_Task instructions_
The listing is to be repeated exactly, and its pictures are to be left out.

_Recorded information_
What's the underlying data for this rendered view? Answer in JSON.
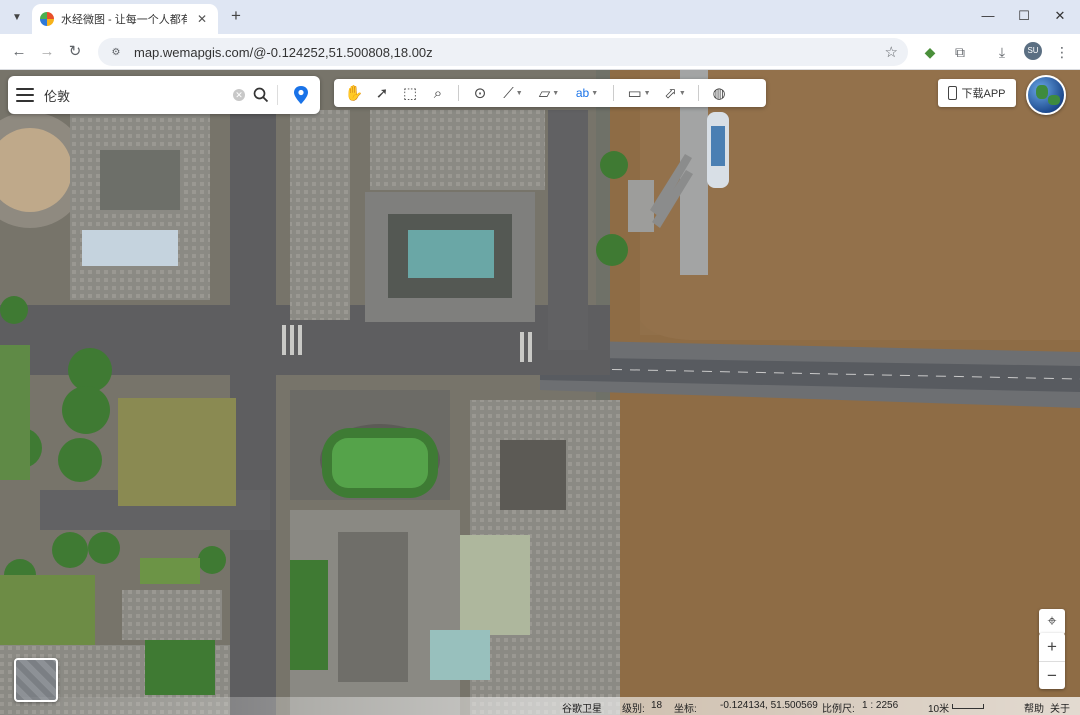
{
  "browser": {
    "tab_title": "水经微图 - 让每一个人都有自己",
    "url": "map.wemapgis.com/@-0.124252,51.500808,18.00z",
    "profile_initials": "SU"
  },
  "map": {
    "search": {
      "value": "伦敦"
    },
    "download_app_label": "下载APP",
    "status": {
      "source": "谷歌卫星",
      "level_label": "级别:",
      "level_value": "18",
      "coord_label": "坐标:",
      "coord_value": "-0.124134, 51.500569",
      "scale_label": "比例尺:",
      "scale_value": "1 : 2256",
      "scale_distance": "10米",
      "help": "帮助",
      "about": "关于"
    }
  },
  "colors": {
    "accent": "#1a73e8",
    "river": "#8e6c45",
    "building": "#8a8a86"
  },
  "icons": [
    "hamburger-icon",
    "clear-icon",
    "search-icon",
    "location-pin-icon",
    "pan-hand-icon",
    "pointer-icon",
    "select-icon",
    "zoom-search-icon",
    "marker-icon",
    "polyline-icon",
    "polygon-icon",
    "text-label-icon",
    "measure-icon",
    "cursor-info-icon",
    "globe-icon",
    "locate-icon"
  ]
}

_Output for this task_
What's the underlying data for this rendered view? Answer in JSON.
{
  "browser": {
    "tab_title": "水经微图 - 让每一个人都有自己",
    "url": "map.wemapgis.com/@-0.124252,51.500808,18.00z",
    "profile_initials": "SU"
  },
  "map": {
    "search": {
      "value": "伦敦"
    },
    "download_app_label": "下载APP",
    "status": {
      "source": "谷歌卫星",
      "level_label": "级别:",
      "level_value": "18",
      "coord_label": "坐标:",
      "coord_value": "-0.124134, 51.500569",
      "scale_label": "比例尺:",
      "scale_value": "1 : 2256",
      "scale_distance": "10米",
      "help": "帮助",
      "about": "关于"
    }
  },
  "colors": {
    "accent": "#1a73e8",
    "river": "#8e6c45",
    "building": "#8a8a86"
  },
  "icons": [
    "hamburger-icon",
    "clear-icon",
    "search-icon",
    "location-pin-icon",
    "pan-hand-icon",
    "pointer-icon",
    "select-icon",
    "zoom-search-icon",
    "marker-icon",
    "polyline-icon",
    "polygon-icon",
    "text-label-icon",
    "measure-icon",
    "cursor-info-icon",
    "globe-icon",
    "locate-icon"
  ]
}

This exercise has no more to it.